Has Otto Warmbier come to be used as a political pawn? How one man’s daring led to his demise and accusations that he’d acted with the aim of causing political disunity?
Despite insisting he had entered North Korea as a tourist with no ulterior motive, Democratic People’s Republic of Korea, or DPRK’s Supreme Court has sentenced 21 year old American university student Otto Warmbier to 15 years hard labor jail.
The sentencing comes despite earlier pleas for forgiveness for having committed what Pyongyang deemed to be an ‘anti state hostile act’ and a belief that the man had been sent in as a spy.
Prior to his arrest in early January, Otto Frederick Warmbier, a third-year business major at the University of Virginia, entered North Korea as a tourist in late December and took down a propaganda sign at a strictly employees only section of a Pyongyang hotel so he could exchange it for money outside the country.
A report via North Korea’s official Korean Central News Agency in late February told how the action led to the man being arrested. At the time, Warmbier was at the airport in Pyongyang with a tour group January 2 en route out of the country.
At the time of his arrest, the news agency told of Otto Warmbier acting against North Korea with the goal of ‘bringing down the foundation of its single minded unity.’
In a statement made before his trial, the accused man told reporters in what many considered a propaganda coup, having wanted the banner ‘as a trophy’.
‘I committed the crime of taking out a political slogan from the staff-only area of the Yanggakdo International Hotel,‘ the North’s KCNA news agency quoted Warmbier as telling media at a Pyongyang press meeting.
A post on twitter showed Otto Frederick Warmbier declaring: ‘I have made the worst mistake of my life, but please act to save me.’
— Will Ripley (@willripleyCNN) February 29, 2016
In his defense, Otto Warmbier said a ‘deaconess’ had offered him a used car worth $US10,000 if he could present a US church with the slogan as a trophy from North Korea.
The acquaintance also said the church would pay his mother $US200,000 ($280,000) if he was detained by the North and did not return, KCNA quoted Warmbier as saying.
Reiterated a report via CNN: A North Korean official with direct knowledge of the case tells CNN that Warmbier is accused of meeting last year with a member of the Friendship United Methodist Church in Wyoming, Ohio — a small suburb of Cincinnati.
The church member “emphasized that North Korea is an anti-Christian communist state and that communism should be ended,” said the North Korean official, whom CNN has agreed not to identify.

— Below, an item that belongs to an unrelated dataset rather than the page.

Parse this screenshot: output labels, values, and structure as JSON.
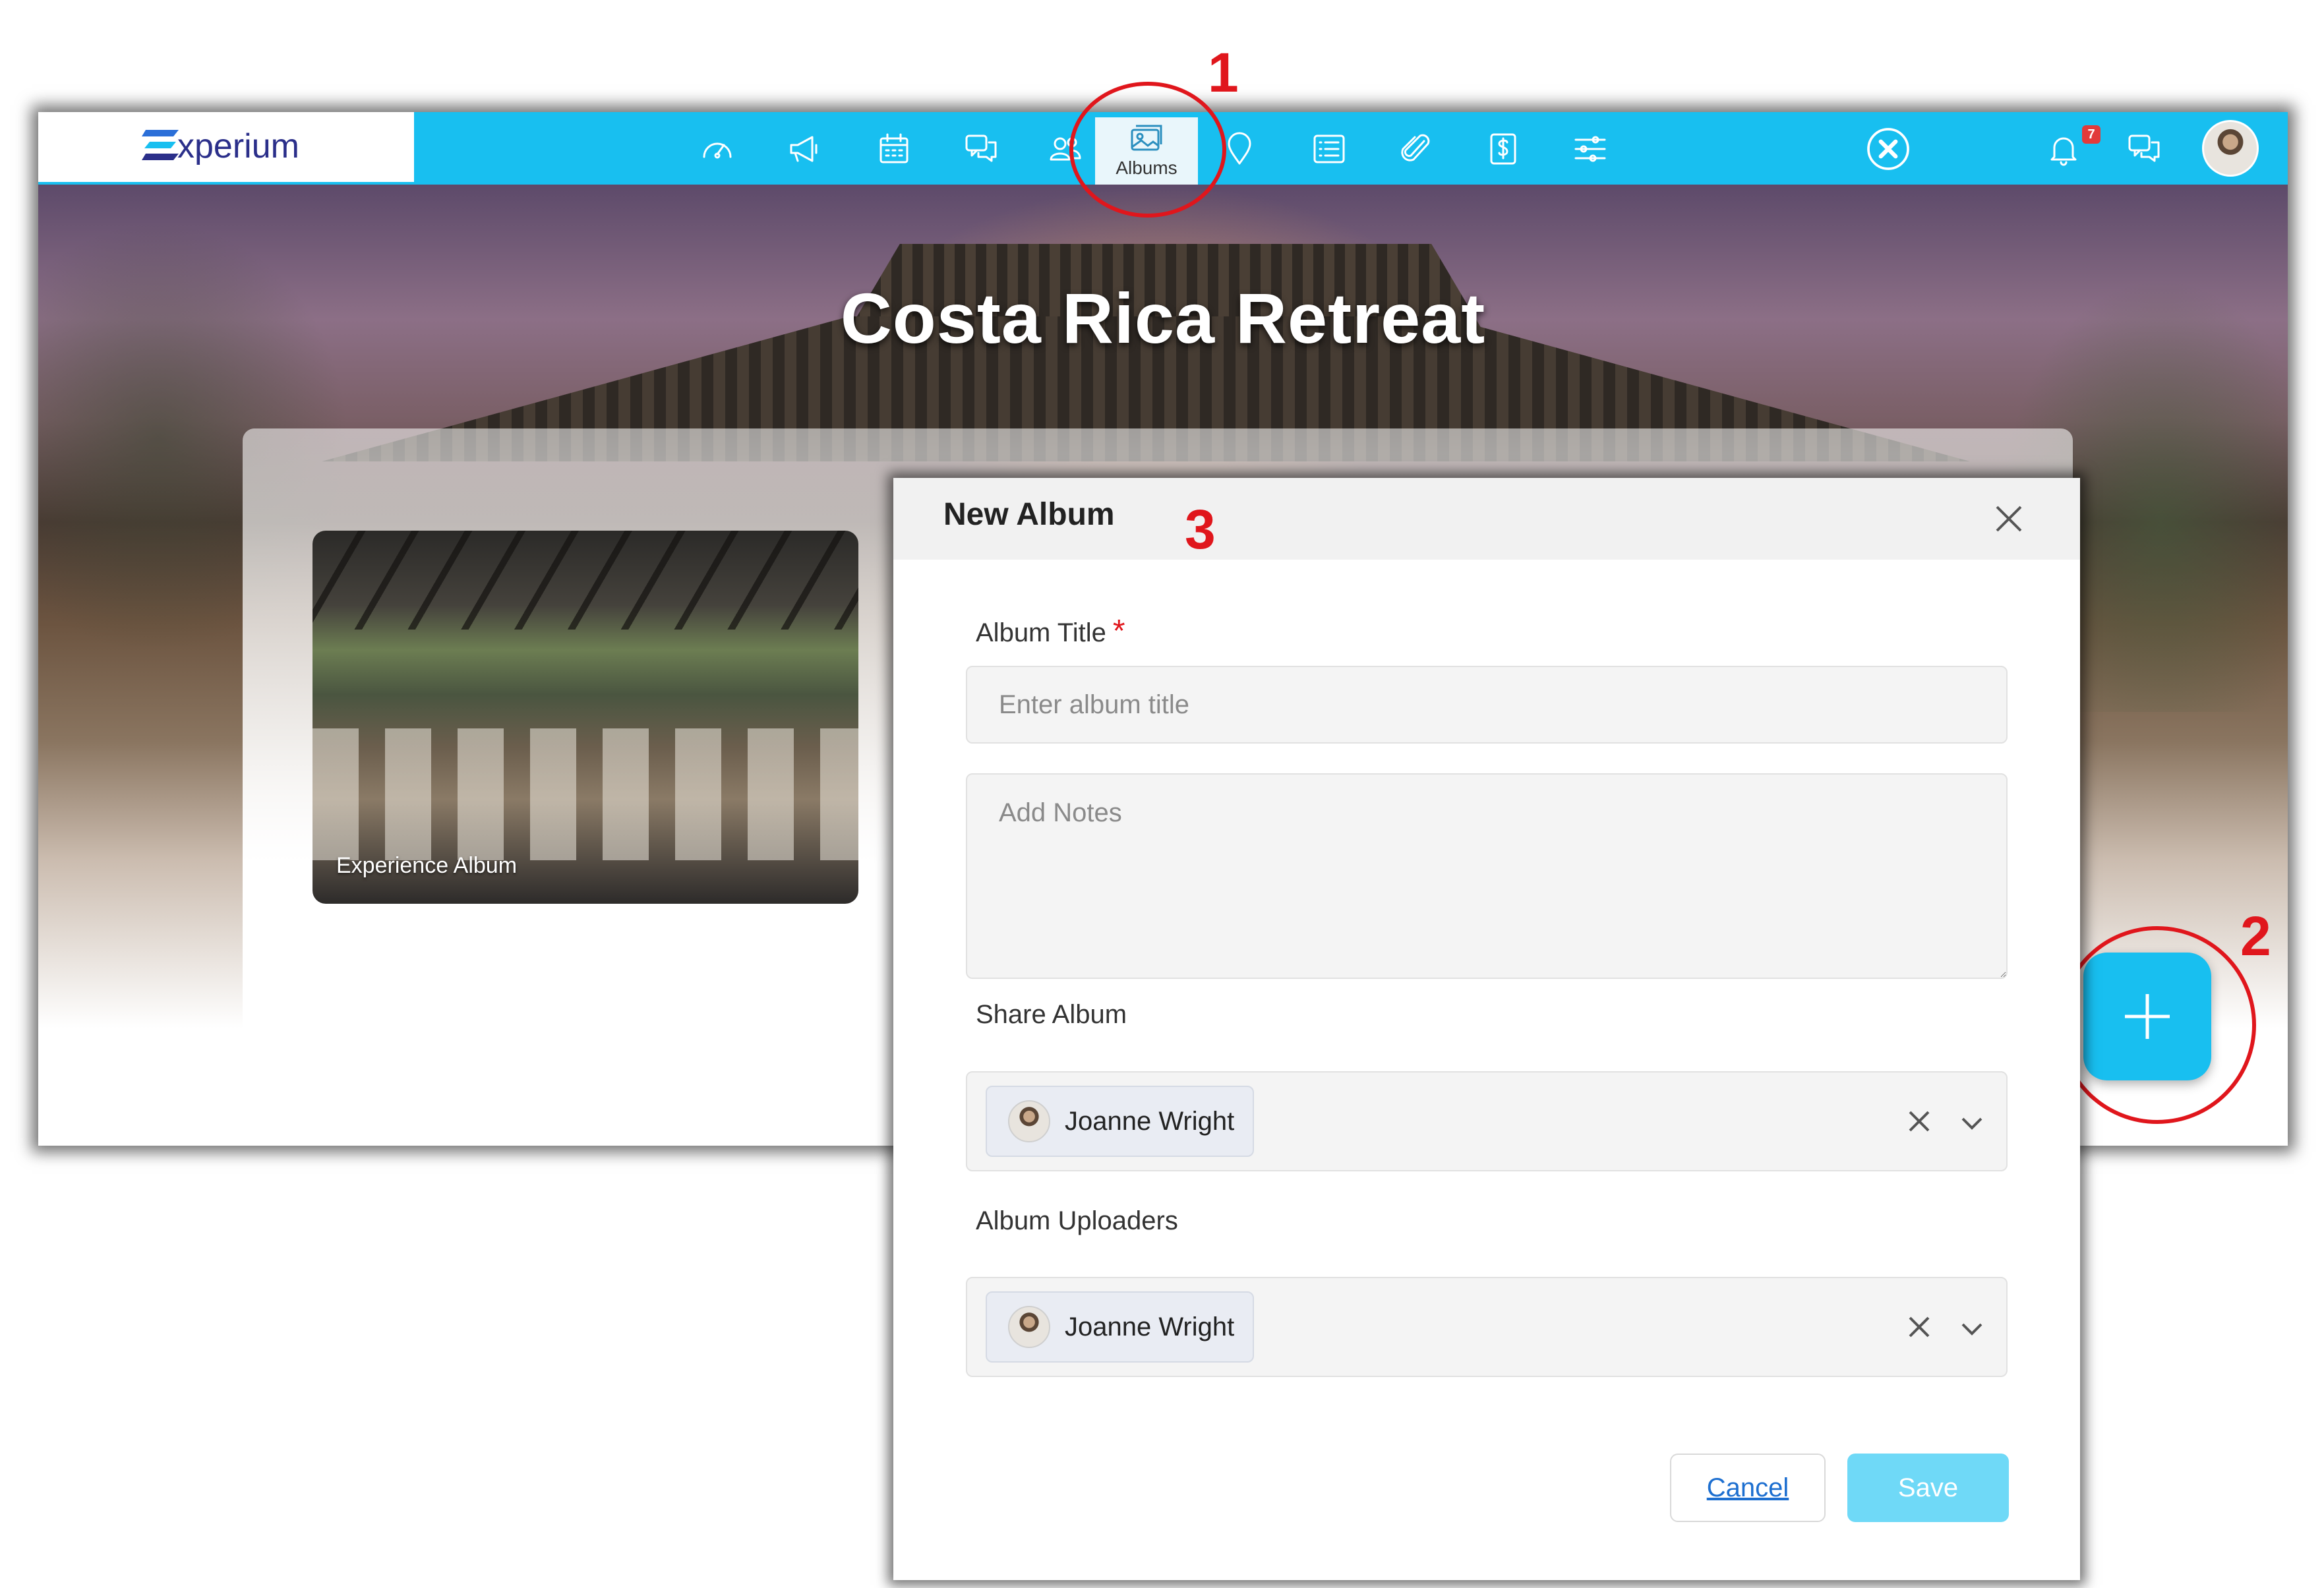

According to the same official, the church member allegedly encouraged Warmbier “to take an important political slogan from North Korea in order to weaken the ideological unity and motivation of the North Koreans” and promised to give him a “$10,000 used car” if the “mission” was successful.
Told the detained man according to local North Korean media: ‘My crime is very severe and pre-planned,’
Adding that he was impressed by North Korea’s ‘humanitarian treatment of severe criminals like myself’.
Along with allegations of subversion, North Korea authorities alleges Warmbier meeting last year with a member of Z Society, a secretive philanthropic organization at UVA that is known to paint its ‘Z’ symbol around university grounds. Warmbier was allegedly told he could gain membership to the selective organization if he carried out his ‘mission.‘ North Korea alleges that the Z Society has links to the CIA.
The imprisonment of Warmbier, if confirmed, would likely further chill relations with the US as the Obama administration seeks to ratchet up pressure on the North Korean regime over a fourth nuclear test in January and a long-range rocket launch weeks later.
Pundits have wondered if the sentencing might be North Korea’s way of forcing the West’s hand after the United Nations Security Council this month passed a resolution tightening sanctions on North Korea, including a ban on exports of certain minerals – a key source of hard currency for the Kim Jong Un regime.
A report via the sydneymorningherald notes North Korea having used detained and convicted US nationals as political pawns as a way to draw prominent American figures such as former U.S. President Jimmy Carter to open negotiations with Washington.
The US’s efforts to help Warmbier are complicated by having no diplomatic relations with North Korea. Instead, it maintains contact through the Swedish embassy in Pyongyang.
Notes smh.com.au: James Clapper, director of national intelligence, went to North Korea in November 2014 to gain the release of two Americans. He returned with Kenneth Bae, then a 46-year-old Korean-American missionary, who had been sentenced to 15 years of hard labour after North Korea convicted him of proselytising, and Matthew Todd Miller, a 25-year-old American who was charged with “unruly behavior” after he tore up his passport and for trying to infiltrate the country’s prison camps.
Former president Jimmy Carter travelled to North Korea to win the release of Aijalon Mahli Gomes, an American accused of illegally entering the country in 2010, and former president Bill Clinton went to North Korea to secure the release of journalists Laura Ling and Euna Lee in 2009.
On its website, the U.S. State Department ‘strongly recommends against all travel to the DPRK,’ citing the ‘risk of arrest and long-term detention due to the DPRK’s inconsistent application of its criminal laws.’